I had an inquiry today about the safety of travel to Caribbean destinations on cruises. The person was concerned about Chikungunya and whether a spouse with health problems should risk taking a Caribbean cruise. The answer is that Chikungunya is a risk if you decide to go ashore on most of the Caribbean islands. If you are planning a trip to warm Caribbean waters, don’t necessarily cancel your plans; but you should arm yourself with the information to know the risks.
The Centers for Disease Control still rate travel to the Caribbean at Watch Level 1, which simply means to “Practice normal precautions” (Watch Levels 2 and 3 are “Practice enhanced precautions” and “Avoid unessential travel”). As of mid-August the CDC listed 25 countries (islands) with active cases of Chikungunya. It is not recommending against people traveling to these countries, but urges travelers to the Caribbean to “protect themselves from mosquito bites”.

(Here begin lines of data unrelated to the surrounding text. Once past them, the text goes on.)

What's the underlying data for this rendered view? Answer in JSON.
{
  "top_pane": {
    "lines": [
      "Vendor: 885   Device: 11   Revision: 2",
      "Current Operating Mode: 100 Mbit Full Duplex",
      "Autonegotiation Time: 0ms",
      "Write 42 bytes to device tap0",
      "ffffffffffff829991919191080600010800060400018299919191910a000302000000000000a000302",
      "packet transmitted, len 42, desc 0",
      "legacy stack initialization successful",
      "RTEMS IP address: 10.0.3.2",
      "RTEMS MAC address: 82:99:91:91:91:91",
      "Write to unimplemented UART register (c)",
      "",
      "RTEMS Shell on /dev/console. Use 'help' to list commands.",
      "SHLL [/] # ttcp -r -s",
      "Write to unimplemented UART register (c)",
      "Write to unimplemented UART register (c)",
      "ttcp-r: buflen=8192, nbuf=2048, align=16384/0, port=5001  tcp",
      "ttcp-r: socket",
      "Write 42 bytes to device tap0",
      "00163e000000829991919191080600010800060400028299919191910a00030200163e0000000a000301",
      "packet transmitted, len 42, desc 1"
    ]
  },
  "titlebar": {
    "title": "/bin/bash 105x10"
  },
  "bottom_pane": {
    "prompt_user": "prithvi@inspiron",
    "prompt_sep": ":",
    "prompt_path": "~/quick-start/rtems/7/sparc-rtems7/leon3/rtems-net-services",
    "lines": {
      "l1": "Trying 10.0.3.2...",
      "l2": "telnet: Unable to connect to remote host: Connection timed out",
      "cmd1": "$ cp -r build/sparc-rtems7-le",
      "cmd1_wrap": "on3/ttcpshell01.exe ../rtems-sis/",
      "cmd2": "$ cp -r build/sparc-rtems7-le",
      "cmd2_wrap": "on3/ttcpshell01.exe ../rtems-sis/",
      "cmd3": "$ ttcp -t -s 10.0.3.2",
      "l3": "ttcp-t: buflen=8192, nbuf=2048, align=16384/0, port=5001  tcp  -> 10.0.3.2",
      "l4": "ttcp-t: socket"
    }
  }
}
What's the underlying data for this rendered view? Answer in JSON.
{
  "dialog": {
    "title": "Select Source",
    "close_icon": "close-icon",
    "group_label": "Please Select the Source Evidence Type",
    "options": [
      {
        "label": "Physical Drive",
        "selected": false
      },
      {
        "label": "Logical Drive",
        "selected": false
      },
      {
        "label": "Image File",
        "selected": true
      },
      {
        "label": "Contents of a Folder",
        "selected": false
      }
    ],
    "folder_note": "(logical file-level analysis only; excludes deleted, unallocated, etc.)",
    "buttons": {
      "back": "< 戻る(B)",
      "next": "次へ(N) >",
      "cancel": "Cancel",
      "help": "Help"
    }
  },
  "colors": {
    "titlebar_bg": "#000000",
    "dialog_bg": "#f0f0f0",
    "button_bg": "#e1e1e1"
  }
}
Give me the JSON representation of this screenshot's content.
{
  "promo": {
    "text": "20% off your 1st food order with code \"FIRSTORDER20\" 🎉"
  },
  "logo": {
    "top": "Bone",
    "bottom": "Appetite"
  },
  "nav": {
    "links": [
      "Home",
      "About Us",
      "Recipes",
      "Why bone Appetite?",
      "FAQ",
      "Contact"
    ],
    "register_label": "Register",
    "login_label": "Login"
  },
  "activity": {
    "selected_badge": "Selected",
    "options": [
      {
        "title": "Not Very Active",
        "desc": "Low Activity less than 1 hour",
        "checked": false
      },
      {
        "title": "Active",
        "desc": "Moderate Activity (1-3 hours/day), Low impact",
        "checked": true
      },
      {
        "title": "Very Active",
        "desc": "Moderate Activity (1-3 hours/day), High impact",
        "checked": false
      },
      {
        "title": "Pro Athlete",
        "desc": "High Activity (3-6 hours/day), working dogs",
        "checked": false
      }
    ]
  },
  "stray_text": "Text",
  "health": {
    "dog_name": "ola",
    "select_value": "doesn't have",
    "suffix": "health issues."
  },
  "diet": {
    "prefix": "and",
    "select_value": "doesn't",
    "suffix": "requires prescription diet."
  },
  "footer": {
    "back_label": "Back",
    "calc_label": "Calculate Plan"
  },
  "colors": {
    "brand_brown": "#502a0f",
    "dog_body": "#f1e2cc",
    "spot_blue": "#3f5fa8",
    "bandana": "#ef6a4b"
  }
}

The CDC adds that some travelers may be more likely to get chikungunya, have severe disease, or be at higher risk for other reasons. If you fall into one of these high-risk groups, you are encouraged to discuss your travel plans with your doctor. Examples of high risk includes people with arthritis, high blood pressure, heart disease, late term pregnancies, people over 65, and others. If you are planning to spend much time outdoors, or sleep in locations without air conditioning or mosquito screens, you should also expect to be at higher risk.
From last December 2013 to August 29th, there were 659,367 cases of Chikungunya in the Americas. The most heavily infected nations include the Dominican Republic, Guadaloupe, Haiti and Martinique. Cases are also present in El Salvador and some other central American countries. Many Caribbean countries have had only very low numbers of cases, so check out this article and graph to see where risk is highest.
Chikungunya is rarely fatal, but is a potentially debilitating and unpleasant mosquito borne disease. Symptoms include fever and joint pain. It is carried by container-breeding Aedes mosquitoes that are especially common in cities. See this link for more information about insect repellents.